As with a Junior ISA, a child can withdraw money from a bare trust in their name once they turn 18. However, withdrawals can also be made for the benefit of the child before this age. So, it can be used for school fees, for example.
A second difference is that there is no limit on how much can be paid in. While it is not protected from tax (as a Junior ISA is), it will be taxed as if it belongs to the child, so will often fall within their personal allowances.
Discretionary trusts offer more control and flexibility to the trustee. It is possible to establish one in the name of a group of beneficiaries (named or unnamed), for example, all your grandchildren.

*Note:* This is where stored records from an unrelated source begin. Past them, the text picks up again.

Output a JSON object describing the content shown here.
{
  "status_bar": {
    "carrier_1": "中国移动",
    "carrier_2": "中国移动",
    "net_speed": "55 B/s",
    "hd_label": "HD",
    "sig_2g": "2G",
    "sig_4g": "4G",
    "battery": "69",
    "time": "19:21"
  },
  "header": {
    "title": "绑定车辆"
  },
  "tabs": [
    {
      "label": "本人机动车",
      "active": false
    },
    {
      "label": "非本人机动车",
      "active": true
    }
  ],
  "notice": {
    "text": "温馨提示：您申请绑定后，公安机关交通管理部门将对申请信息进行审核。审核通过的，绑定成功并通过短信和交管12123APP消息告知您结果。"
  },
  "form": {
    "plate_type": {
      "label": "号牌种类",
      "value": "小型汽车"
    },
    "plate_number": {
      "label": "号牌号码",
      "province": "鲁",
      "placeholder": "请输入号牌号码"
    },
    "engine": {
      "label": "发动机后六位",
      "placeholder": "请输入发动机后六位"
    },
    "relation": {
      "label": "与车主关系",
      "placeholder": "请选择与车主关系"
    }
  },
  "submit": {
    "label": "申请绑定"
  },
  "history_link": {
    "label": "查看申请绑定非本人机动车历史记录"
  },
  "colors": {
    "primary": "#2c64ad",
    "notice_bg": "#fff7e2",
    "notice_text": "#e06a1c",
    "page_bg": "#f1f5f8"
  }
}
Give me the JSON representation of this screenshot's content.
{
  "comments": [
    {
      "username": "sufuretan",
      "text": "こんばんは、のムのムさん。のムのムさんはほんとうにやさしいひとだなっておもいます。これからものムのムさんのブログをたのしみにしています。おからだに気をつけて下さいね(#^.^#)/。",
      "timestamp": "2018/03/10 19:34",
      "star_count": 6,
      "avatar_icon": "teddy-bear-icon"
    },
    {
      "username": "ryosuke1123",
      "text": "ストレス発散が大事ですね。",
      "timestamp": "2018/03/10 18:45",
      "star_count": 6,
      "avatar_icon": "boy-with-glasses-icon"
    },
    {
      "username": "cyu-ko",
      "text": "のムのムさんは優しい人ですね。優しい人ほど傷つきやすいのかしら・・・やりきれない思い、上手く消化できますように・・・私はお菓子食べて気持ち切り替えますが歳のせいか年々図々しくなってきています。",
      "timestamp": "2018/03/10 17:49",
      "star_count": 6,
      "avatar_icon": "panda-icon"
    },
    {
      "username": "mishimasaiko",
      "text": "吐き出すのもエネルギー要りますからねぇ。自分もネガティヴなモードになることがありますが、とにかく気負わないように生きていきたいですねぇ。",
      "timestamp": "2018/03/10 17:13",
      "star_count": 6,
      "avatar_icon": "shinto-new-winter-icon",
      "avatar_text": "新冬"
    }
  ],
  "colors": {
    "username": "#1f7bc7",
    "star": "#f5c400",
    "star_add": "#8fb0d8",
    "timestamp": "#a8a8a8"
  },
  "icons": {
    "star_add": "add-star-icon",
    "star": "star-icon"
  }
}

The trustee retains control over the money and investment choices and sets the payment terms.
However, the tax treatment is more complex than for bare trusts, usually resulting in higher taxes and more administration.
Junior Self-Invested Personal Pension (SIPP)
Junior SIPPs operate according to the same rules as other pensions, except that they have a lower £3,600 annual limit on contributions (2020/21 tax year).
This means that, like other pensions, tax relief is added to contributions, and no tax is paid on income and capital gains. It also means that, currently, withdrawals are not possible until the child reaches age 55. So, while they offer very little flexibility, there is potential for even small investments to grow significantly.
TRUSTS ARE A HIGHLY COMPLEX AREA OF FINANCIAL PLANNING. THE FINANCIAL CONDUCT AUTHORITY DOES NOT REGULATE TRUST ADVICE.
TAX LAWS ARE SUBJECT TO CHANGE AND TAXATION WILL VARY DEPENDING ON INDIVIDUAL CIRCUMSTANCES.
THE VALUE OF INVESTMENTS AND INCOME FROM THEM MAY GO DOWN. YOU MAY NOT GET BACK THE ORIGINAL AMOUNT INVESTED.
PAST PERFORMANCE IS NOT A RELIABLE INDICATOR OF FUTURE PERFORMANCE.